Vector Blocks[edit]

An example op-amp circuit drawn with Vector Blocks

Vector Blocks creates SVG output and is based on the Klunky model. But the block size is more fine-grained than in Klunky, and components generally cover multiple small blocks.

Advantages

  • Quick to put together small schematics
  • No install — runs in web-browsers with HTML5 and SVG support, e.g. FF7+, Safari and IE9+
  • A lot of common components

Disadvantages

  • Everything is restricted to blocks, although this limitation is lessened compared to Klunky
  • Can't re-import drawings

Xcircuit[edit]

Negative impedance converter drawn with Xcircuit

Xcircuit (Xcircuit) is meant to be used only for drawing circuits for professional publications. It is very powerful, with a huge standard library and very easy to use. It saves by default in PostScript, and it can be converted to SVG using Pstoedit. It can optionally export with any quality in PNG. It is not natively multi-platform (it is developed mainly for linux), but it is possible to make stand-alone executables for both Windows and Mac OS X adding some libraries in it. Some of the symbols are kind of ugly.

For more info about creating SVG circuits with it see How to draw SVG circuits using Xcircuit.

Feature Comparison[edit]

The Electronics Project has a list of desirable features for a circuit drawing program. This table attempts to summarize which of the features each of the above programs has.

The "Easy circuits" column is specifically answering the question: "Is it easy to use this program to draw circuit layouts?" This is to help clarify that while programs like Inkscape and Dia may pass all the criteria, they are not good choices for drawing circuits. They are easy to use for other tasks, but this chart is specifically geared toward finding a good circuit drawing program.

The "Attach wires" column answers the question: "Once I have a schematic, if I move some component, do the wires that were attached to it move so that they stay attached?"

Program Free Cross Platform SVG Library Grid Attach wires Drawing Bezier curves Easy circuits
123D Circuits
Circuit Diagram
Dia Yes Yes Yes Yes Yes Yes Yes Yes No
ExpressSCH Yes No No
gEDA gschem Yes with Cygwin with help (PNG) Yes Yes Yes Yes Yes
Gimp Yes Yes No No No Yes No
gnu Electric Yes Yes partial Yes Yes partial Yes
Inkscape Yes Yes Yes partial Yes Yes Yes Yes No
KiCAD Yes Yes Yes Yes Yes Yes(*1) Yes No Yes
Klunky Yes Yes No Yes Yes No No No Yes
LaTeX/Circdia
LaTeX/CircuiTikZ
LaTeX/PSTricks Yes Yes Yes (with help) Yes Yes Yes Yes Yes Yes
PartSim
Qucs Yes Yes Yes Yes Yes Yes Yes No Yes
SIMetrix No Yes Yes Yes Yes Yes Yes Yes
Vector Blocks Yes Yes Yes Yes Yes No No No Yes
Xcircuit Yes Yes with help Yes Yes Yes
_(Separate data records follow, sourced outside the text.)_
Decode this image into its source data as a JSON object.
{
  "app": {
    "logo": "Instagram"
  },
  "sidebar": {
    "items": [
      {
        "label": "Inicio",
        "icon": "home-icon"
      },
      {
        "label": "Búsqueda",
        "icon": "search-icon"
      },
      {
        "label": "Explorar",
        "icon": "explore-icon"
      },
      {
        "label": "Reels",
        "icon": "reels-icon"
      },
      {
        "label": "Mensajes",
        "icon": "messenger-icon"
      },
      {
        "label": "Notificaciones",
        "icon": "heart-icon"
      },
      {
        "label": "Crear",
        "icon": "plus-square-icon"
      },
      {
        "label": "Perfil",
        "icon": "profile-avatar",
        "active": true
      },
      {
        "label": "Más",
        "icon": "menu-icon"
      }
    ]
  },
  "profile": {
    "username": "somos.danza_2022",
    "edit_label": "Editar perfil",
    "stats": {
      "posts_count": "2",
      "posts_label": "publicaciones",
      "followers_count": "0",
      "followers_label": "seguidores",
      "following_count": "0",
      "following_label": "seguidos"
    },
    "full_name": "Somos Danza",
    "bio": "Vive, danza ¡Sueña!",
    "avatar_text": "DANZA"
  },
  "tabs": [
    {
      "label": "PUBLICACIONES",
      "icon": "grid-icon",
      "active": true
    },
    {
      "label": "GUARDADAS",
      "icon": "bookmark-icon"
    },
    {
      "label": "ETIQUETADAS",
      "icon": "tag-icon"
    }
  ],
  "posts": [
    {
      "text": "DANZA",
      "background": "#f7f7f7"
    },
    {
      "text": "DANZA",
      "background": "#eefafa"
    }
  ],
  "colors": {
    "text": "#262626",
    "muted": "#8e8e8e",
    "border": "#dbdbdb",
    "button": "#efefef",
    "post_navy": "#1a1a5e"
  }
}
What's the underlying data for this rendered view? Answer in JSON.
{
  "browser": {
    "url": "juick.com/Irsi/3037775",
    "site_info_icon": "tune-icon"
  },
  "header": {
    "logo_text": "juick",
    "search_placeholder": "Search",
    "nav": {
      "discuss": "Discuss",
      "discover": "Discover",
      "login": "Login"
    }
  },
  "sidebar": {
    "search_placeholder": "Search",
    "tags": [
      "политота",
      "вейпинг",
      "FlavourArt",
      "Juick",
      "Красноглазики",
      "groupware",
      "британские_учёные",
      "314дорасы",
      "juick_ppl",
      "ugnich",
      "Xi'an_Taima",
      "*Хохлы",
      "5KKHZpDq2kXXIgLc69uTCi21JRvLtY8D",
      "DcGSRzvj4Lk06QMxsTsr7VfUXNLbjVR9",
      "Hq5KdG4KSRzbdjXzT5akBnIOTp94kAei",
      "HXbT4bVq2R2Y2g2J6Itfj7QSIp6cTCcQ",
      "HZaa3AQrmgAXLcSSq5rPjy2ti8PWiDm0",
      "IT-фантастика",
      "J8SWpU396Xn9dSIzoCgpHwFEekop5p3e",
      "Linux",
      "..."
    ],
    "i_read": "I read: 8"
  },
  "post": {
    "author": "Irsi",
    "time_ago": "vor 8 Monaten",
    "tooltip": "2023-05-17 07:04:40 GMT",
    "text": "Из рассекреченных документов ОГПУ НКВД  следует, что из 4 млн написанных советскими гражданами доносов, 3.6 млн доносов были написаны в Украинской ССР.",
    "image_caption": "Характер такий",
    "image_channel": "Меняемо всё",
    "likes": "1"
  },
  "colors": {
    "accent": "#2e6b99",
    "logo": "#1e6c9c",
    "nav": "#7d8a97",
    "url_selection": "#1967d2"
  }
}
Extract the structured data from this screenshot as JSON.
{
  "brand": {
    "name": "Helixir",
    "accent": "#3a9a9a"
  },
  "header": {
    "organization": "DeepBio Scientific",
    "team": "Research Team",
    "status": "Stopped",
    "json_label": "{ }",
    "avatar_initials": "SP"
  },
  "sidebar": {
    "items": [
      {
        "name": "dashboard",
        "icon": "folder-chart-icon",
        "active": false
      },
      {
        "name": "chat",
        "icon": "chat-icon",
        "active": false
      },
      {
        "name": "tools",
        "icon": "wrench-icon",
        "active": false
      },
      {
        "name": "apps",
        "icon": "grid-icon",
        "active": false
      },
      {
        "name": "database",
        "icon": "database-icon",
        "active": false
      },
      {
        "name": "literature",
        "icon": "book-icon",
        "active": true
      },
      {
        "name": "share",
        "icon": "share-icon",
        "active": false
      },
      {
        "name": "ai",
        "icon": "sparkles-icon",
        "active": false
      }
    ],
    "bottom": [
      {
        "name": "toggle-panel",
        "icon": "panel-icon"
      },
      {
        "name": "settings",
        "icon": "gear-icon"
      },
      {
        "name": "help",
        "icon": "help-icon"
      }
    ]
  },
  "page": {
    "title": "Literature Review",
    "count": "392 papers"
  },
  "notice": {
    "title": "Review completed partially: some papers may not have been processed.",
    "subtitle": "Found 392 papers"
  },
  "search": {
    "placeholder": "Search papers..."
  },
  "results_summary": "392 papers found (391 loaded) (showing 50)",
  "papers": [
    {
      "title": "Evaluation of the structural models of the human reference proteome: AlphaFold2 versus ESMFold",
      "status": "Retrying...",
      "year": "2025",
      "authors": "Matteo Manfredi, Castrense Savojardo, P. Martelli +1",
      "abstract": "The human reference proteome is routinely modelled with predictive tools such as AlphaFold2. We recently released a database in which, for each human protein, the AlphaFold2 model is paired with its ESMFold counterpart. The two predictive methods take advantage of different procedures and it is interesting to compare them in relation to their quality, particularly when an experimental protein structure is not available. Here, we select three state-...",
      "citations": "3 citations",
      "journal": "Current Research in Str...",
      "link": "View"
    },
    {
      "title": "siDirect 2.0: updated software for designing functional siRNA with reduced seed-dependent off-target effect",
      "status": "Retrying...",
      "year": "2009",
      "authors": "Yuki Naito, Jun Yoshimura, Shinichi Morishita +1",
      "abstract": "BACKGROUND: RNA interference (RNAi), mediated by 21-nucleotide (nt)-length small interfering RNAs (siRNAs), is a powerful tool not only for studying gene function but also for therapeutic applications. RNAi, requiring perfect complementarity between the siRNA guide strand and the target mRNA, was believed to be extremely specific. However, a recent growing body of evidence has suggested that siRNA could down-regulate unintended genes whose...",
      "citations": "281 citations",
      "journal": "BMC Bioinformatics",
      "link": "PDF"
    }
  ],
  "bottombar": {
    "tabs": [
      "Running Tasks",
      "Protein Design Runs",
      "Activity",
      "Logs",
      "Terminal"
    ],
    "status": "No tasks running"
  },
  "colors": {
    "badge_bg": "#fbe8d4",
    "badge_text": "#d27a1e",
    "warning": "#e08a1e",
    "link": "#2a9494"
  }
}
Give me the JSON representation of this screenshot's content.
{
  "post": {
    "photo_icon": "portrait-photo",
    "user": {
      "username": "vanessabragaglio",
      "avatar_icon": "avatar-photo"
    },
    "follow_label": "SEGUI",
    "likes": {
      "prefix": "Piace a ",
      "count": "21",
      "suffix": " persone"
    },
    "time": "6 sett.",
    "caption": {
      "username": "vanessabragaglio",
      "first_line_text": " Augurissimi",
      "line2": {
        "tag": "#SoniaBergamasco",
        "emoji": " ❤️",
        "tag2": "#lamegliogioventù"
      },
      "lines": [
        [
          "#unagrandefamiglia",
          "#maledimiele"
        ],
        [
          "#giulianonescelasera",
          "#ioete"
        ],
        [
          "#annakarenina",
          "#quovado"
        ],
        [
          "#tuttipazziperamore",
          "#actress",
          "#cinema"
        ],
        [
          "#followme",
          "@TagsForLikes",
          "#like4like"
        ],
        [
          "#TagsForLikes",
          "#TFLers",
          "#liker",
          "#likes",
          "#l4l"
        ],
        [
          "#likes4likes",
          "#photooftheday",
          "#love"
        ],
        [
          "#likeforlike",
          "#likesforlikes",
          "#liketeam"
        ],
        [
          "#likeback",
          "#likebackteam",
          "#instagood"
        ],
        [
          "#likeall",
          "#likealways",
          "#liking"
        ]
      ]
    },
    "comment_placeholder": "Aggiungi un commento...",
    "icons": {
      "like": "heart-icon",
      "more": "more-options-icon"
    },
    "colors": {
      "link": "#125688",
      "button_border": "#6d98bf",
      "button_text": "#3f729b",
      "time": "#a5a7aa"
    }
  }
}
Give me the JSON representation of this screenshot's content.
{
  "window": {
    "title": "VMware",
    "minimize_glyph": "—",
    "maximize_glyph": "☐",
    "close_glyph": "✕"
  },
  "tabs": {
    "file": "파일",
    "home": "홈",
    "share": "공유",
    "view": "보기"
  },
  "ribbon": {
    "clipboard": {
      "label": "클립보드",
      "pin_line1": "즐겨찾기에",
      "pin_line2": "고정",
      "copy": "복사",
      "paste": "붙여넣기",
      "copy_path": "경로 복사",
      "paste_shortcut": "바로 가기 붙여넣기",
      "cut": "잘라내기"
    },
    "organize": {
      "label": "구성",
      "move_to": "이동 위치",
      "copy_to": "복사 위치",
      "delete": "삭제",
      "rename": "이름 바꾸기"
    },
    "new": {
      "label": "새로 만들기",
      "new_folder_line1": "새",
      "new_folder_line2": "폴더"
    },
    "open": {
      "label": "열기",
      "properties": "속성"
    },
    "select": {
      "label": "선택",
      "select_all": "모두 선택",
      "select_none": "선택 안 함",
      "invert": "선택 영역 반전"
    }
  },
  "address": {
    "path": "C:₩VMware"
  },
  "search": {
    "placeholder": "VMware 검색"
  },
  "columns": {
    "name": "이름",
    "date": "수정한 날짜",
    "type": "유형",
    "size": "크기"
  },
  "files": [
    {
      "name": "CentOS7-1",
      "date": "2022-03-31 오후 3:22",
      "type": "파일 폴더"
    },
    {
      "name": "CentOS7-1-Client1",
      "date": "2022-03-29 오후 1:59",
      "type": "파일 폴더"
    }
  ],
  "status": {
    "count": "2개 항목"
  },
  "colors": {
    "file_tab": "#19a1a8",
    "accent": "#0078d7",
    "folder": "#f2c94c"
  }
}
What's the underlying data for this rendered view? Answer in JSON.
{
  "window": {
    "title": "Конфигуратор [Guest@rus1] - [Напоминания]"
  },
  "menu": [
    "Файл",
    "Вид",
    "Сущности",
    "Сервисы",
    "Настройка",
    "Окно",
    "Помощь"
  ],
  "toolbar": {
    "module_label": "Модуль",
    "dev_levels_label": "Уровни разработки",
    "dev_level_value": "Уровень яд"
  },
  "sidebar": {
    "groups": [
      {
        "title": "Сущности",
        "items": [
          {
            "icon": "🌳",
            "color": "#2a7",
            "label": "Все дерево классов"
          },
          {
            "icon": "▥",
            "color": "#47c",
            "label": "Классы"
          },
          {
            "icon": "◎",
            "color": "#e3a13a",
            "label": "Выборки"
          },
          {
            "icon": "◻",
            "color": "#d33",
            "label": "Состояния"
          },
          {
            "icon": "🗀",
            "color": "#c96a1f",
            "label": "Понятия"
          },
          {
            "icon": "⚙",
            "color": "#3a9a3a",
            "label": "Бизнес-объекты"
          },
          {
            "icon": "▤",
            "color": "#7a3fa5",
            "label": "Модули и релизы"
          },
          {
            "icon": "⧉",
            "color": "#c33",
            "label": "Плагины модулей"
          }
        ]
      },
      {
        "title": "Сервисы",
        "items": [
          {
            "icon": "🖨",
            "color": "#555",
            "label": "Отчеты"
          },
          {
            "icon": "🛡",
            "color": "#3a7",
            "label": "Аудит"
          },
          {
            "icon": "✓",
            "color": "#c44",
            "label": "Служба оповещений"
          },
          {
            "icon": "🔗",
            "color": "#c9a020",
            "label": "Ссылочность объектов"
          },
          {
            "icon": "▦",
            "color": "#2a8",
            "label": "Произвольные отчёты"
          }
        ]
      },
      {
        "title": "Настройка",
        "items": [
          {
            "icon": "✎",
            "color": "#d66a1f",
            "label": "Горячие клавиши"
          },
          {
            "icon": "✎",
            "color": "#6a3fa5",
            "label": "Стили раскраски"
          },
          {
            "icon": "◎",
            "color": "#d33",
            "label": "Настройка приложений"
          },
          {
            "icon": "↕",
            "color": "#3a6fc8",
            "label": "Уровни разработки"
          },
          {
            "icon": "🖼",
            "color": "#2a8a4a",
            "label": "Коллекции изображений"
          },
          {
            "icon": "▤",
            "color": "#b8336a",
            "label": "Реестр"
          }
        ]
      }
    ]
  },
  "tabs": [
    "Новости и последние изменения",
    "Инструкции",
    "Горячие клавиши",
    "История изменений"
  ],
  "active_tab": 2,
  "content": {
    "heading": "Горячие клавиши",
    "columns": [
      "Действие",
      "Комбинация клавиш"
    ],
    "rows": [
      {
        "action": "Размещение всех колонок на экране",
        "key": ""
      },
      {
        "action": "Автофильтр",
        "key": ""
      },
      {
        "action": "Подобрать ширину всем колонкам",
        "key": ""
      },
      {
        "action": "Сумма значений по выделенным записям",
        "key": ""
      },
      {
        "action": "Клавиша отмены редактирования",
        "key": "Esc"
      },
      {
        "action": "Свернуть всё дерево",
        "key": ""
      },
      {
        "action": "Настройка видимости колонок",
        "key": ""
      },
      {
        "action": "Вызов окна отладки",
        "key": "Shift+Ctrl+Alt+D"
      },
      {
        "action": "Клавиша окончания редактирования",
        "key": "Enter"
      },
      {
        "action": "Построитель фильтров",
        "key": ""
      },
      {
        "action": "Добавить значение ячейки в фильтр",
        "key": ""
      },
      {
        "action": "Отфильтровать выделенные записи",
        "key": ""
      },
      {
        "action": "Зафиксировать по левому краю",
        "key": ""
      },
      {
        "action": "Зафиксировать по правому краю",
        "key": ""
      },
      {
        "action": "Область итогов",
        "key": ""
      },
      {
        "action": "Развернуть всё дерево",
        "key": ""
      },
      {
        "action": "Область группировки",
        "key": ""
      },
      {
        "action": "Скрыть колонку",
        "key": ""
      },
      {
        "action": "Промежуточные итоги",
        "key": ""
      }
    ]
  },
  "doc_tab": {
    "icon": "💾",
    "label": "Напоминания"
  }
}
(*1) Use the "g" key (instead of "m") to "Grab" a component and drag it with all connections.